John Woods was born at Castleblayney, County Monaghan, Ireland in 1828, and arrived with his wife Margaret in Sydney in 1853, where he started a carrying business. One of his first contracts was carting rails for the first railway from Sydney Cove to Redfern. 
In April 1858, with Thomas McKeown and James Smith, he was granted a council contract for the emptying and cleansing of privies throughout the city. At this time he was a dray contractor of Bullanaming (now Renwick) Street, Redfern. He also became an agent, joining Thomas McDonald, to form Woods & McDonald, agent for carriers, at 25 Campbell Street. He later founded the carrying company called Woods, Shortland & Co. By 1873 this company had expanded and was based at Glenfield, near Liverpool.
John Woods was elected to Sydney City Council as alderman for Denison Ward from 1 December 1860 to 1 December 1872, and was elected mayor in 1865.

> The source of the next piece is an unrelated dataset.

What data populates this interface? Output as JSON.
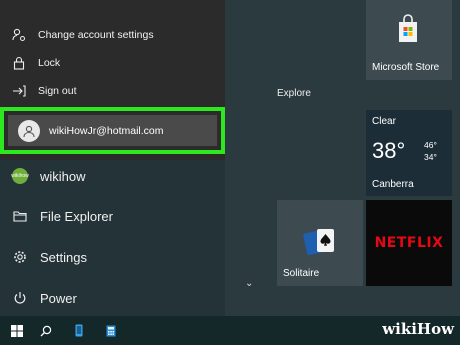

In 1861 Woods's address as a contractor was in Redfern, but as early as 1861 he had been a signatory to the petition to reopen Manly National School which one of his children attended.  By 1863 he had moved to the Corso, Manly Beach. In 1873, he was living at The Esplanade, Manly Beach. Along with others, he arranged and paid for the planting of the pine trees along the beach which were to become such a feature of Manly. 
In 1880 he bought Fairlight House, built for Henry Gilbert Smith in 1854. Woods added the distinctive tower and porch in the early 1880s. He caused a public protest when he attempted to buy the public reserve in front of his house for private use in July 1882. Despite this, he was 'a highly respected and prominent local landholder', involved in ventures such as the Manly School of Arts, the new Public Baths at Little Manly, and the relocation of the Manly Public School. 
From 1876, John Woods was a director of the Port Jackson Steam Boat Company, becoming chairman in 1882. In 1877 he received a presentation for his services to the Co-operative Fire Brigade. He was Returning Officer for Manly Council in February 1877 when fellow city alderman Thomas Rowe was returned as first Mayor. In 1883 he was the first chairman of the Manly Gaslight and Coke Company, and held directorships in several other important companies.
Woods died at Leona, Manly, on 13 July 1904, after a paralytic fit followed by a fall from his carriage. He had nine children. An obituary in the Sydney Morning Herald noted that he was one of Sydney's oldest residents, and had celebrated his golden wedding anniversary in 1903. 
City of Sydney Archives, aldermen's files, photo, THC 88/376
Pauline Curby, Seven Miles from Sydney: a history of Manly, Manly Council, Manly, 2001
Joy Hughes, Demolished Houses of Sydney, Historic Houses Trust of NSW, Glebe, 1999
Terry Metherell, 'Wood Street, Manly: c1878–2004', Manly Council website, Local Studies Collection, Streets and Buildings, http://www.manly.nsw.gov.au/IgnitionSuite/uploads/docs/Wood%20Street.pdf, viewed 17 August 2011
Sydney Morning Herald, 14 July 1904, p 7